- The task:
Output only the lines from the line holding "What's the underlying" through the close of the records, exactly as they appear, with all pictures omitted.

Page and application data records:

• • • • •

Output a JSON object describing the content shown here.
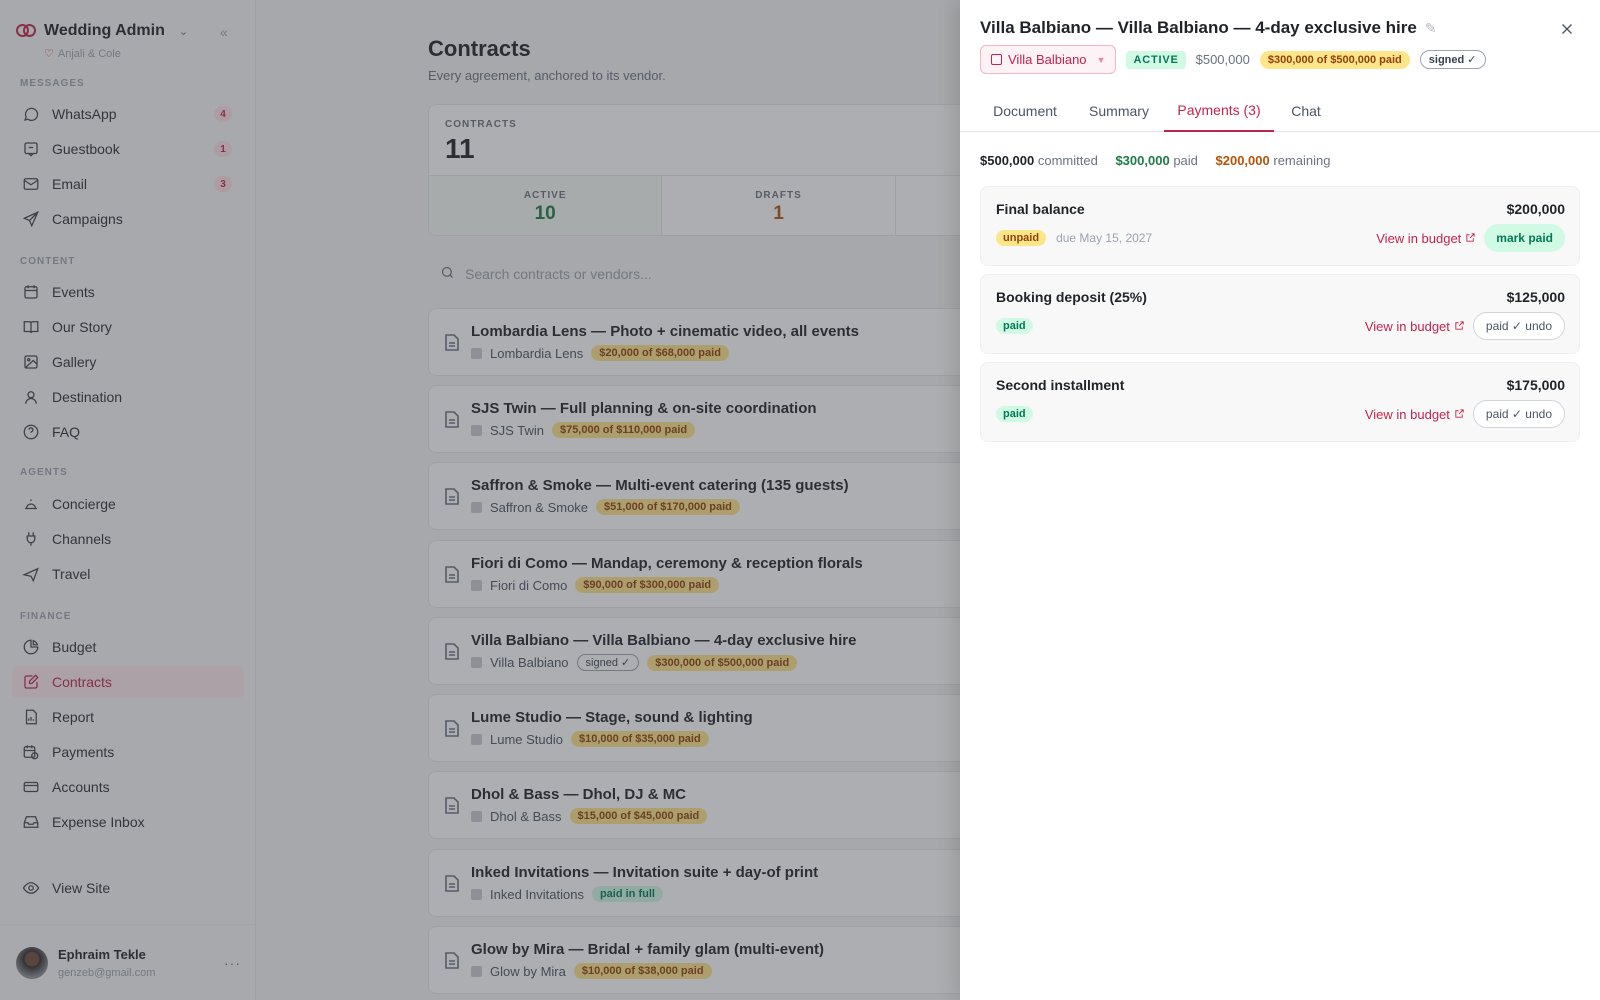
{
  "brand": {
    "title": "Wedding Admin",
    "subtitle": "Anjali & Cole"
  },
  "sections": {
    "messages": "MESSAGES",
    "content": "CONTENT",
    "agents": "AGENTS",
    "finance": "FINANCE"
  },
  "nav": {
    "whatsapp": {
      "label": "WhatsApp",
      "badge": "4"
    },
    "guestbook": {
      "label": "Guestbook",
      "badge": "1"
    },
    "email": {
      "label": "Email",
      "badge": "3"
    },
    "campaigns": {
      "label": "Campaigns"
    },
    "events": {
      "label": "Events"
    },
    "our_story": {
      "label": "Our Story"
    },
    "gallery": {
      "label": "Gallery"
    },
    "destination": {
      "label": "Destination"
    },
    "faq": {
      "label": "FAQ"
    },
    "concierge": {
      "label": "Concierge"
    },
    "channels": {
      "label": "Channels"
    },
    "travel": {
      "label": "Travel"
    },
    "budget": {
      "label": "Budget"
    },
    "contracts": {
      "label": "Contracts"
    },
    "report": {
      "label": "Report"
    },
    "payments": {
      "label": "Payments"
    },
    "accounts": {
      "label": "Accounts"
    },
    "expense_inbox": {
      "label": "Expense Inbox"
    },
    "view_site": {
      "label": "View Site"
    }
  },
  "user": {
    "name": "Ephraim Tekle",
    "email": "genzeb@gmail.com"
  },
  "main": {
    "title": "Contracts",
    "subtitle": "Every agreement, anchored to its vendor.",
    "stats": {
      "label": "CONTRACTS",
      "total": "11",
      "active_label": "ACTIVE",
      "active": "10",
      "drafts_label": "DRAFTS",
      "drafts": "1"
    },
    "search_placeholder": "Search contracts or vendors...",
    "contracts": [
      {
        "title": "Lombardia Lens — Photo + cinematic video, all events",
        "vendor": "Lombardia Lens",
        "paid": "$20,000 of $68,000 paid"
      },
      {
        "title": "SJS Twin — Full planning & on-site coordination",
        "vendor": "SJS Twin",
        "paid": "$75,000 of $110,000 paid"
      },
      {
        "title": "Saffron & Smoke — Multi-event catering (135 guests)",
        "vendor": "Saffron & Smoke",
        "paid": "$51,000 of $170,000 paid"
      },
      {
        "title": "Fiori di Como — Mandap, ceremony & reception florals",
        "vendor": "Fiori di Como",
        "paid": "$90,000 of $300,000 paid"
      },
      {
        "title": "Villa Balbiano — Villa Balbiano — 4-day exclusive hire",
        "vendor": "Villa Balbiano",
        "signed": "signed ✓",
        "paid": "$300,000 of $500,000 paid"
      },
      {
        "title": "Lume Studio — Stage, sound & lighting",
        "vendor": "Lume Studio",
        "paid": "$10,000 of $35,000 paid"
      },
      {
        "title": "Dhol & Bass — Dhol, DJ & MC",
        "vendor": "Dhol & Bass",
        "paid": "$15,000 of $45,000 paid"
      },
      {
        "title": "Inked Invitations — Invitation suite + day-of print",
        "vendor": "Inked Invitations",
        "full": "paid in full"
      },
      {
        "title": "Glow by Mira — Bridal + family glam (multi-event)",
        "vendor": "Glow by Mira",
        "paid": "$10,000 of $38,000 paid"
      }
    ]
  },
  "drawer": {
    "title": "Villa Balbiano — Villa Balbiano — 4-day exclusive hire",
    "vendor": "Villa Balbiano",
    "status": "ACTIVE",
    "amount": "$500,000",
    "paid_badge": "$300,000 of $500,000 paid",
    "signed": "signed ✓",
    "tabs": {
      "document": "Document",
      "summary": "Summary",
      "payments": "Payments (3)",
      "chat": "Chat"
    },
    "summary": {
      "committed_amt": "$500,000",
      "committed_lbl": "committed",
      "paid_amt": "$300,000",
      "paid_lbl": "paid",
      "remaining_amt": "$200,000",
      "remaining_lbl": "remaining"
    },
    "payments": [
      {
        "name": "Final balance",
        "amount": "$200,000",
        "status": "unpaid",
        "due": "due May 15, 2027",
        "link": "View in budget",
        "action": "mark paid"
      },
      {
        "name": "Booking deposit (25%)",
        "amount": "$125,000",
        "status": "paid",
        "link": "View in budget",
        "action": "paid ✓ undo"
      },
      {
        "name": "Second installment",
        "amount": "$175,000",
        "status": "paid",
        "link": "View in budget",
        "action": "paid ✓ undo"
      }
    ]
  },
  "colors": {
    "accent": "#c0264b",
    "success": "#047857",
    "warning": "#b45309"
  }
}
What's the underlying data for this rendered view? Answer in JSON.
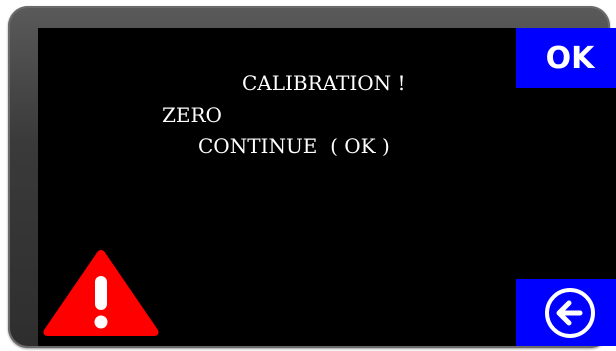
{
  "message": {
    "title": "CALIBRATION !",
    "line2": "ZERO",
    "line3": "CONTINUE  ( OK )"
  },
  "buttons": {
    "ok_label": "OK",
    "back_icon": "arrow-left-circle-icon"
  },
  "status": {
    "warning_icon": "warning-triangle-icon"
  },
  "colors": {
    "screen_background": "#000000",
    "button_blue": "#0000FF",
    "warning_red": "#FF0000",
    "text": "#FFFFFF"
  }
}
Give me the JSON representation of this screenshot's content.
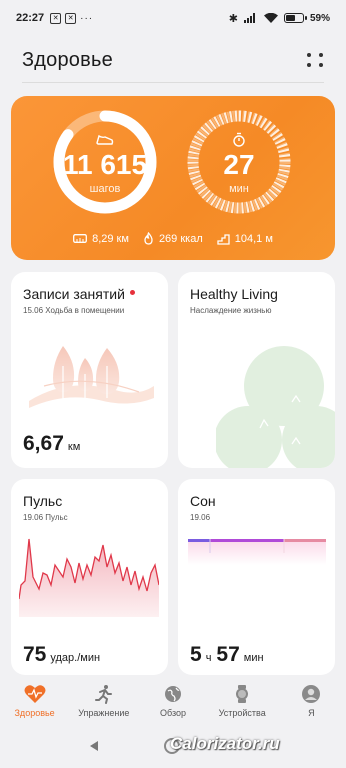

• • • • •

- Expected output:
What's the underlying data for this rendered view? Answer in JSON.
{
  "message": {
    "title": "CALIBRATION !",
    "line2": "ZERO",
    "line3": "CONTINUE  ( OK )"
  },
  "buttons": {
    "ok_label": "OK",
    "back_icon": "arrow-left-circle-icon"
  },
  "status": {
    "warning_icon": "warning-triangle-icon"
  },
  "colors": {
    "screen_background": "#000000",
    "button_blue": "#0000FF",
    "warning_red": "#FF0000",
    "text": "#FFFFFF"
  }
}
Give me the JSON representation of this screenshot's content.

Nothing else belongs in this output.